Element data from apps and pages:
____
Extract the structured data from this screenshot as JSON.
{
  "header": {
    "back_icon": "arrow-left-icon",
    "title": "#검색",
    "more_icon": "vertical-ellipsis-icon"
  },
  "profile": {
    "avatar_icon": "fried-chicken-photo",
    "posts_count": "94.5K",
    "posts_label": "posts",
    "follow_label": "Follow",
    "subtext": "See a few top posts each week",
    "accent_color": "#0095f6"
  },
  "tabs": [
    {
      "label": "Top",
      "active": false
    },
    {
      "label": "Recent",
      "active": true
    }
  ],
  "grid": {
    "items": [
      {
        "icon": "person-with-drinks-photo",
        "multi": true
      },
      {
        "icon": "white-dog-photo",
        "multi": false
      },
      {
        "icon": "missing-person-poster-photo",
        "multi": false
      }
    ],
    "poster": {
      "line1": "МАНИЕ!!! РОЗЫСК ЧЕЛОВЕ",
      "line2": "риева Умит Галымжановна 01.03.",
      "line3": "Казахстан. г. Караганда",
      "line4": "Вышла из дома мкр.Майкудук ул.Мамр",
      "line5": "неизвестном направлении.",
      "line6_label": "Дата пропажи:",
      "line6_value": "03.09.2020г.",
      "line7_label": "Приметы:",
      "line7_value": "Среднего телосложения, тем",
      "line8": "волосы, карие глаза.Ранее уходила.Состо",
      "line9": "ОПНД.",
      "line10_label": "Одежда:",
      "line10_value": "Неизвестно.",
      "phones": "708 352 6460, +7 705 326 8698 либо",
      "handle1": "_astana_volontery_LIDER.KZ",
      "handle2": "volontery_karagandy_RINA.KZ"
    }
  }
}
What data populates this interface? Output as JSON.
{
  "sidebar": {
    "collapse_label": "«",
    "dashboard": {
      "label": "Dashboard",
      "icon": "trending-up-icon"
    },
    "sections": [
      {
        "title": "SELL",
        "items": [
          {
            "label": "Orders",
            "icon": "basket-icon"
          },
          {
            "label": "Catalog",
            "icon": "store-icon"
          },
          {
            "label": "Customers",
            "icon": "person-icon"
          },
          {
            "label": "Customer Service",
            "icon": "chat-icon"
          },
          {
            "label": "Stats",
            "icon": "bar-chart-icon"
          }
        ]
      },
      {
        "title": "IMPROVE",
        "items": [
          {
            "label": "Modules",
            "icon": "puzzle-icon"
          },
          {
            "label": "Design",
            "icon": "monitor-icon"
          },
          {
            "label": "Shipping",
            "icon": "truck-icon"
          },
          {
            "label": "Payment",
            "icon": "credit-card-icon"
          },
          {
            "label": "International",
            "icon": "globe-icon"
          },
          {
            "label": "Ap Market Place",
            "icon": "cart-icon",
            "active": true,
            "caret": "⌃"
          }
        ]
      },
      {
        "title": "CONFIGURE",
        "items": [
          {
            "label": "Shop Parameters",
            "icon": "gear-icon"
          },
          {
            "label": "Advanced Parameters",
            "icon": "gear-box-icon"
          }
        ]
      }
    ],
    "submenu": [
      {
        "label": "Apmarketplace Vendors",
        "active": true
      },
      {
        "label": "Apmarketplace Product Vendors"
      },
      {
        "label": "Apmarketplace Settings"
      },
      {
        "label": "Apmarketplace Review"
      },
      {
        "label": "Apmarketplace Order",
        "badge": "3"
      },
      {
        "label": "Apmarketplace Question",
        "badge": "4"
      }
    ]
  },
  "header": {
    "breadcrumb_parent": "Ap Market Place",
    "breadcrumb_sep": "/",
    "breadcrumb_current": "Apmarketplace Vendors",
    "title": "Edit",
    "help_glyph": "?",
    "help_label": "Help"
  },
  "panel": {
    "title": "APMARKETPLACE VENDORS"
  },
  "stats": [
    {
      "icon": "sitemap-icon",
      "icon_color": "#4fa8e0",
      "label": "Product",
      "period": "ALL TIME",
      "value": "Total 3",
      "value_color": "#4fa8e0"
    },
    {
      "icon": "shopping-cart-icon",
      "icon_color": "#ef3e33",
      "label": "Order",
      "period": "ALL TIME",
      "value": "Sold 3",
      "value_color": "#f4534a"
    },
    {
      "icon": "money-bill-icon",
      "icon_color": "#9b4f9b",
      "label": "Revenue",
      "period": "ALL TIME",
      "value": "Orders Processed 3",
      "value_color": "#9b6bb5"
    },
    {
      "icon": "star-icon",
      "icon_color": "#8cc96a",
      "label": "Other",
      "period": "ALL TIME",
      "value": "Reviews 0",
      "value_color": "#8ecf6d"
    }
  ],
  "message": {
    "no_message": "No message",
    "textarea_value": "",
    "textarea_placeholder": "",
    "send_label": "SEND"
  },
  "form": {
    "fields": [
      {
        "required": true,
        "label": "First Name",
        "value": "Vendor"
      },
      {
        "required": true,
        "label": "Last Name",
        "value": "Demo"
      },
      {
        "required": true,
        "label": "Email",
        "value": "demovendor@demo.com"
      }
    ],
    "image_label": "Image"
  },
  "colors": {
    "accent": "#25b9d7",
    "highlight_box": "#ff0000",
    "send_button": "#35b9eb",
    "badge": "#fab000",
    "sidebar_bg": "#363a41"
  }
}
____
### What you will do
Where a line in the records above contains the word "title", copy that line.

### Solution to the problem
    "title": "#검색",
        "title": "SELL",
        "title": "IMPROVE",
        "title": "CONFIGURE",
    "title": "Edit",
    "title": "APMARKETPLACE VENDORS"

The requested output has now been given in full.